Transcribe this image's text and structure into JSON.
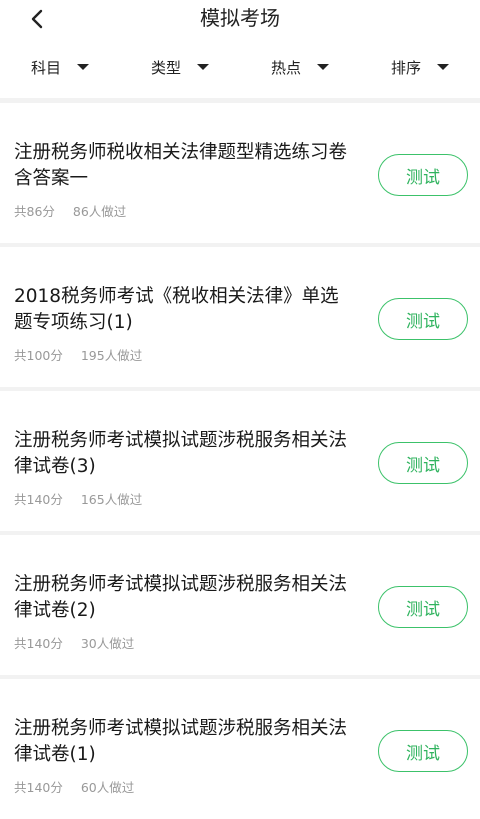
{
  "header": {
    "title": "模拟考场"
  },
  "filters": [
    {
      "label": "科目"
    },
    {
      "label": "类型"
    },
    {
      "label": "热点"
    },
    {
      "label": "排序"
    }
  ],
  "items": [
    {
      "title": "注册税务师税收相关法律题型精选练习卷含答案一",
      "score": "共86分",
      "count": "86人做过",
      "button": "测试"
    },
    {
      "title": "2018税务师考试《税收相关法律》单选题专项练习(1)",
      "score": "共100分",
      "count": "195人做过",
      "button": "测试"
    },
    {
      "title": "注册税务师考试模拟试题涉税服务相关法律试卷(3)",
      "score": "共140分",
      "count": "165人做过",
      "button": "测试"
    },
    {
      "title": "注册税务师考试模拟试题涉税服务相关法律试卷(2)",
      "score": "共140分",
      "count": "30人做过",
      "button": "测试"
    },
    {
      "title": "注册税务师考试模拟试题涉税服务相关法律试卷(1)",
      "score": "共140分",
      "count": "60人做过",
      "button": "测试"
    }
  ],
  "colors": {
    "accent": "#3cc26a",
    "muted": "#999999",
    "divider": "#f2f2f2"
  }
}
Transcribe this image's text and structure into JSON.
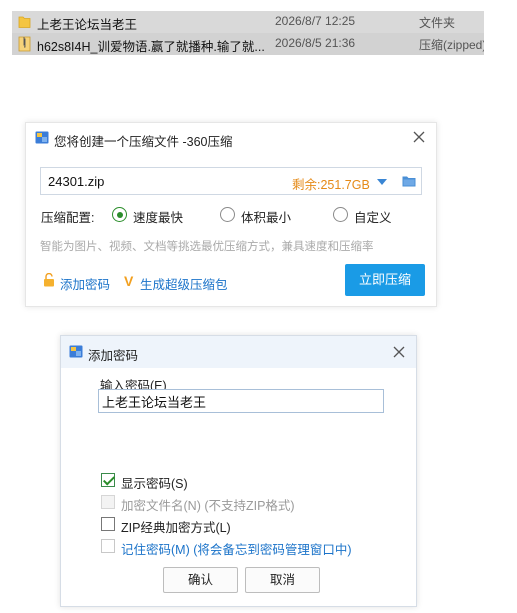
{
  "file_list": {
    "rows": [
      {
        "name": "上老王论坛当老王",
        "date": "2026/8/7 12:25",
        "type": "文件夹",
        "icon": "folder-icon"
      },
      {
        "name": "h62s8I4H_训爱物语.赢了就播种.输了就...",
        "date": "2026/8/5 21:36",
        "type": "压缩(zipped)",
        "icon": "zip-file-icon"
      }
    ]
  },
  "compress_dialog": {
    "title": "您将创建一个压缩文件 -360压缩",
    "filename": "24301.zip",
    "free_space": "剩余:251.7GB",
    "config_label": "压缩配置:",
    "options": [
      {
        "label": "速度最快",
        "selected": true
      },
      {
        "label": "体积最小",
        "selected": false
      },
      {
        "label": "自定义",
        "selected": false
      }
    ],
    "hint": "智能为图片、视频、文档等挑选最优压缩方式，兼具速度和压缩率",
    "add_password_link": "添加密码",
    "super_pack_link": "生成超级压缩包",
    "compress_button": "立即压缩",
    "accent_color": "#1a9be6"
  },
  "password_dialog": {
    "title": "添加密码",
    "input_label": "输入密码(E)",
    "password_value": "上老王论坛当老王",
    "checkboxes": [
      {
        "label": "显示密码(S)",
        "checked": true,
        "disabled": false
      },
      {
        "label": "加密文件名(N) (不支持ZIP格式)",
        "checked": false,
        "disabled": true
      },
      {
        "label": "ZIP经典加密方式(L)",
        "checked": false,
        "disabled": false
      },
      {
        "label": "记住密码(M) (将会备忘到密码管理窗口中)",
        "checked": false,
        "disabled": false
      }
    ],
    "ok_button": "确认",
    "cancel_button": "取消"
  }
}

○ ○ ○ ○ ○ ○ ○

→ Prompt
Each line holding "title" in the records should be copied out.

→ Worked solution
    "title": "模拟考场"
      "title": "注册税务师税收相关法律题型精选练习卷含答案一",
      "title": "2018税务师考试《税收相关法律》单选题专项练习(1)",
      "title": "注册税务师考试模拟试题涉税服务相关法律试卷(3)",
      "title": "注册税务师考试模拟试题涉税服务相关法律试卷(2)",
      "title": "注册税务师考试模拟试题涉税服务相关法律试卷(1)",
    "title": "您将创建一个压缩文件 -360压缩",
    "title": "添加密码",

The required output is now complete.